→ **Your goal**
Every line in the entries that holds the word "Please" counts toward the answer, which should be a single number.

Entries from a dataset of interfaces

<<<<

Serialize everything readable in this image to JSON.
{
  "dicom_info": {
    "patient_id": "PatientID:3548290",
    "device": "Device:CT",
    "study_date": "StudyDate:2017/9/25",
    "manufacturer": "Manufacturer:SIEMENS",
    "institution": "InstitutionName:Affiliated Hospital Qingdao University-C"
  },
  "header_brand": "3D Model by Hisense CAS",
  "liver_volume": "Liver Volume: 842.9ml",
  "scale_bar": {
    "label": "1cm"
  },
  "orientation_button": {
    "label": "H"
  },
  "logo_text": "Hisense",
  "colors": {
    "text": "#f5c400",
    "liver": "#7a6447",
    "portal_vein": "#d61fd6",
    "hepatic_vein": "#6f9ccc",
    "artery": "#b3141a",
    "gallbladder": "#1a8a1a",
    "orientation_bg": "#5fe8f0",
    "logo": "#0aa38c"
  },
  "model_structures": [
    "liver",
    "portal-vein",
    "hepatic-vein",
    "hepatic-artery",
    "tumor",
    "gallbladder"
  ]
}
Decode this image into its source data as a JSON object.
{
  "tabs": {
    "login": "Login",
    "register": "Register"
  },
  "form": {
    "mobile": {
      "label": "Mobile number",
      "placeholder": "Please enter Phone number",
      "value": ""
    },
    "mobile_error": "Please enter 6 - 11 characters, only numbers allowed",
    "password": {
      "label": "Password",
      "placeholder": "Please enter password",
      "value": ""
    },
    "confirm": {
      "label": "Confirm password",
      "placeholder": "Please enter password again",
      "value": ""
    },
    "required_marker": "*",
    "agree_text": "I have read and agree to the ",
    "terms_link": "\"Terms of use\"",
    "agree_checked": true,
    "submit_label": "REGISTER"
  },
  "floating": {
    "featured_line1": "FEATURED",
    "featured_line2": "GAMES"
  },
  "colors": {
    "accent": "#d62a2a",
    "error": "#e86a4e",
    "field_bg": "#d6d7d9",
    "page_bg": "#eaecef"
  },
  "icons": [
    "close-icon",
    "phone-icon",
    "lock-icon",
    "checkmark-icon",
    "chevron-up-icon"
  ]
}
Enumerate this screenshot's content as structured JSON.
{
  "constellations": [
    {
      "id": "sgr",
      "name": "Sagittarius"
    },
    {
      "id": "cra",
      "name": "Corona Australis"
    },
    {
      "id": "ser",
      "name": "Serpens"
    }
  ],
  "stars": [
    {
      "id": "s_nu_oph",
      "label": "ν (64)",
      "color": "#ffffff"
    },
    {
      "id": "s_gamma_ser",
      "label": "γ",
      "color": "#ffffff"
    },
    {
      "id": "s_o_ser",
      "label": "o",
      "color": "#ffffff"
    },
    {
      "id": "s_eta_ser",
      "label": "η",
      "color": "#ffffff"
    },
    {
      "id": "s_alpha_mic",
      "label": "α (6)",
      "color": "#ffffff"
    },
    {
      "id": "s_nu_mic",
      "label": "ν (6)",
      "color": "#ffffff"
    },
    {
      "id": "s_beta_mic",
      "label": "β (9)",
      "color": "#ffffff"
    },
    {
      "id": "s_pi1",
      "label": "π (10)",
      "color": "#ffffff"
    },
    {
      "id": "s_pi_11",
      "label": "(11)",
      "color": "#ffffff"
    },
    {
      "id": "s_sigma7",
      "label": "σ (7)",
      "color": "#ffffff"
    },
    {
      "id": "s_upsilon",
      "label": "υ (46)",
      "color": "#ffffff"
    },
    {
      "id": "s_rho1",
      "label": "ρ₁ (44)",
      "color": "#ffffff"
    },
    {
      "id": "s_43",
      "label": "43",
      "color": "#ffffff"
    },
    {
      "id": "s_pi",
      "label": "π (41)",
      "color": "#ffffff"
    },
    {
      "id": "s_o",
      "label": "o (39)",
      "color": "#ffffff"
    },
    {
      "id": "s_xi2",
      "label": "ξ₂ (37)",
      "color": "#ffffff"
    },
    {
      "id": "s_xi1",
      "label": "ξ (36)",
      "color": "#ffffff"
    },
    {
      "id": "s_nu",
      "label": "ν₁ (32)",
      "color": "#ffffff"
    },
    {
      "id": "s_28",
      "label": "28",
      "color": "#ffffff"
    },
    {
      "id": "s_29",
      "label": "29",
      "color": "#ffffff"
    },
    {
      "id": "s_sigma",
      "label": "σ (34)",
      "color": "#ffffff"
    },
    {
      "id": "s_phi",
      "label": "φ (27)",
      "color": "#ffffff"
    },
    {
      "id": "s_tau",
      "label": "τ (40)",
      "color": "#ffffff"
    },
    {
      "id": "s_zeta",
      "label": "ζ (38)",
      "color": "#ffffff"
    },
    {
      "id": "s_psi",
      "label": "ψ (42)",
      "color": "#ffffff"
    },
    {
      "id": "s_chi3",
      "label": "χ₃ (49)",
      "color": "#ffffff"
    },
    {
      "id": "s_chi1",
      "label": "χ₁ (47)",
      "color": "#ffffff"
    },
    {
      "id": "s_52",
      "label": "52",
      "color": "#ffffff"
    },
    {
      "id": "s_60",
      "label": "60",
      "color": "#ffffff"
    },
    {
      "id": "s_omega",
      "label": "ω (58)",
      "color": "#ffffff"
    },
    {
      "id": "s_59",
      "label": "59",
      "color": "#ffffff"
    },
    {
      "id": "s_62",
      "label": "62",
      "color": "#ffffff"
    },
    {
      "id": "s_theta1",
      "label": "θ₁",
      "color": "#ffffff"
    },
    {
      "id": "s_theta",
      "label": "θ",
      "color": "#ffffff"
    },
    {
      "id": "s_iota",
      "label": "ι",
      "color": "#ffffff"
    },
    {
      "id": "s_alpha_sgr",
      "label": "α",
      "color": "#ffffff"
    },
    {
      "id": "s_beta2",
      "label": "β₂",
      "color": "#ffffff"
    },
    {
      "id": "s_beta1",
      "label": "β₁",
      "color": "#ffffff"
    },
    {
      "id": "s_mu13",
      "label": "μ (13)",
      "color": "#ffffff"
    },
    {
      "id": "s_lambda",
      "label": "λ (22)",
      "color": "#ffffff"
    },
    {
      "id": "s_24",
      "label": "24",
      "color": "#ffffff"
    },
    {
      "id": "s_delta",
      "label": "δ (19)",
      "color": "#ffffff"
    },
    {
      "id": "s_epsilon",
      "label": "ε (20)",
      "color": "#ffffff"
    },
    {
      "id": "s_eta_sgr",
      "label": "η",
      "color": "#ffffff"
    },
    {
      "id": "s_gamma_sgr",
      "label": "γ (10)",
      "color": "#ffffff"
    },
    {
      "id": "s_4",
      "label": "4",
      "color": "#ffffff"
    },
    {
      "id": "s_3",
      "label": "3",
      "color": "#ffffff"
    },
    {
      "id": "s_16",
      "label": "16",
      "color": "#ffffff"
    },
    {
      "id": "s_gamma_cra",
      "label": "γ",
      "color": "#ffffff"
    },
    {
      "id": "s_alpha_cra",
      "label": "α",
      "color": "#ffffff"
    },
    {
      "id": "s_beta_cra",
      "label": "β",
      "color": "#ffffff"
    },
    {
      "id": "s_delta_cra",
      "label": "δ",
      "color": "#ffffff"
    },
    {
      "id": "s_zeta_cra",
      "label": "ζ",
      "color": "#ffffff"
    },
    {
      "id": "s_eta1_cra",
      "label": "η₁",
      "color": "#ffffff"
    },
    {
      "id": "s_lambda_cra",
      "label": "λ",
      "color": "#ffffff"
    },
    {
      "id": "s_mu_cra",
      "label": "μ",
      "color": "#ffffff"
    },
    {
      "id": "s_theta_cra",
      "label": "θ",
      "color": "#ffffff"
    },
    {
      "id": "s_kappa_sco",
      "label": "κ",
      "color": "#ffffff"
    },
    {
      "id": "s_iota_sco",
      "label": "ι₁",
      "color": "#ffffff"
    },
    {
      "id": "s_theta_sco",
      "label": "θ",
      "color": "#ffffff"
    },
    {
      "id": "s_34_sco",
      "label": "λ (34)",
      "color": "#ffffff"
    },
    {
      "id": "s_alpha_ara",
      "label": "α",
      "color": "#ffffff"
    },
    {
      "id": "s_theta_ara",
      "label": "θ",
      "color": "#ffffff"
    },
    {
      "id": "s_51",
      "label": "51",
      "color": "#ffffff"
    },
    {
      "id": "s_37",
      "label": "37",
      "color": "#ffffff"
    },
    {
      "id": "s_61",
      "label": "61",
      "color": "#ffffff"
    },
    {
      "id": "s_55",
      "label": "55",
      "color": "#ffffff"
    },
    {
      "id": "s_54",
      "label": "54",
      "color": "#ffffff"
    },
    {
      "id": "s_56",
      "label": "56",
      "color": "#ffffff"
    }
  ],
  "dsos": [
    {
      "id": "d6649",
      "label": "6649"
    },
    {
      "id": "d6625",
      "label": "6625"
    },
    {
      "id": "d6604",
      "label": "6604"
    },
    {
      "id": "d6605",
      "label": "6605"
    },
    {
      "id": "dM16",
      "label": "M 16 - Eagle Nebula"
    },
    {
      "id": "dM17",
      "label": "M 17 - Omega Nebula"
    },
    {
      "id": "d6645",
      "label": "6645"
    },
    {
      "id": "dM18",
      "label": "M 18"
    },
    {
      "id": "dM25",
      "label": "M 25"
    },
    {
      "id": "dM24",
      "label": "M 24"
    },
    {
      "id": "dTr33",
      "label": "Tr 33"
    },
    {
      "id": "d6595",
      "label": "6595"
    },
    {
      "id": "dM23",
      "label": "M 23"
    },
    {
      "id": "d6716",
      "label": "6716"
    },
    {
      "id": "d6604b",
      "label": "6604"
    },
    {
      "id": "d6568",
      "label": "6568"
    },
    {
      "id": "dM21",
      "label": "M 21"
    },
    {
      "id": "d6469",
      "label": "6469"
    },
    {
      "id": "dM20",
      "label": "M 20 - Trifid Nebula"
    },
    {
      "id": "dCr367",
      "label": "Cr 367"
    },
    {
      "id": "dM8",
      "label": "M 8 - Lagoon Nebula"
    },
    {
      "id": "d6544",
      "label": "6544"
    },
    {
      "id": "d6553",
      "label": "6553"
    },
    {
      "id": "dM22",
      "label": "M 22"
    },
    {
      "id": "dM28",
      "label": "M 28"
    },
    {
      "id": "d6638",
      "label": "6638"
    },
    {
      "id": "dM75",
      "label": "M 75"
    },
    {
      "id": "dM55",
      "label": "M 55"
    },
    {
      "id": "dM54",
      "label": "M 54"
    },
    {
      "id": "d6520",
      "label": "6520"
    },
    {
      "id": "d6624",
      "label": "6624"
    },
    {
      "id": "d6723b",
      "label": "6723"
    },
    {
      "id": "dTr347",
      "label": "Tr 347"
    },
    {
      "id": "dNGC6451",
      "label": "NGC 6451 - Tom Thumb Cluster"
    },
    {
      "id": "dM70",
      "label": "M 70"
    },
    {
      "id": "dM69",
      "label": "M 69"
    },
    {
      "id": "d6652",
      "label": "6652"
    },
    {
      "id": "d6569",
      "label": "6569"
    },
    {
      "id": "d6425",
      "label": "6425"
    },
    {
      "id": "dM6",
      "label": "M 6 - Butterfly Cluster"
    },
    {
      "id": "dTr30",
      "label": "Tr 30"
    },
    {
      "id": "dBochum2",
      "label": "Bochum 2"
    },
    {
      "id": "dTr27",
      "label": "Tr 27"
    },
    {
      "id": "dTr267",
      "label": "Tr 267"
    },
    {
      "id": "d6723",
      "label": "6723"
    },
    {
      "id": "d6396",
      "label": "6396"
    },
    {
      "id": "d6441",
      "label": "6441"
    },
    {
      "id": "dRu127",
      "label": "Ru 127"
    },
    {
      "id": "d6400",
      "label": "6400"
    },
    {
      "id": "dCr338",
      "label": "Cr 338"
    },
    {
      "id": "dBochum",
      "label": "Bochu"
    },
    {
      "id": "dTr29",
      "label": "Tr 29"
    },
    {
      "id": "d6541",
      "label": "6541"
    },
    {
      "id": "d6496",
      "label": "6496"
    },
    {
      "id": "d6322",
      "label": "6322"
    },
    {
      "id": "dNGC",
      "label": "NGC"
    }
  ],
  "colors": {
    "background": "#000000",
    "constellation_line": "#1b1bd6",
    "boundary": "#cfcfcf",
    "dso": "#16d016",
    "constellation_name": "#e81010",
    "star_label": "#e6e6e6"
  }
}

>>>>

→ **Result of the exercise**
4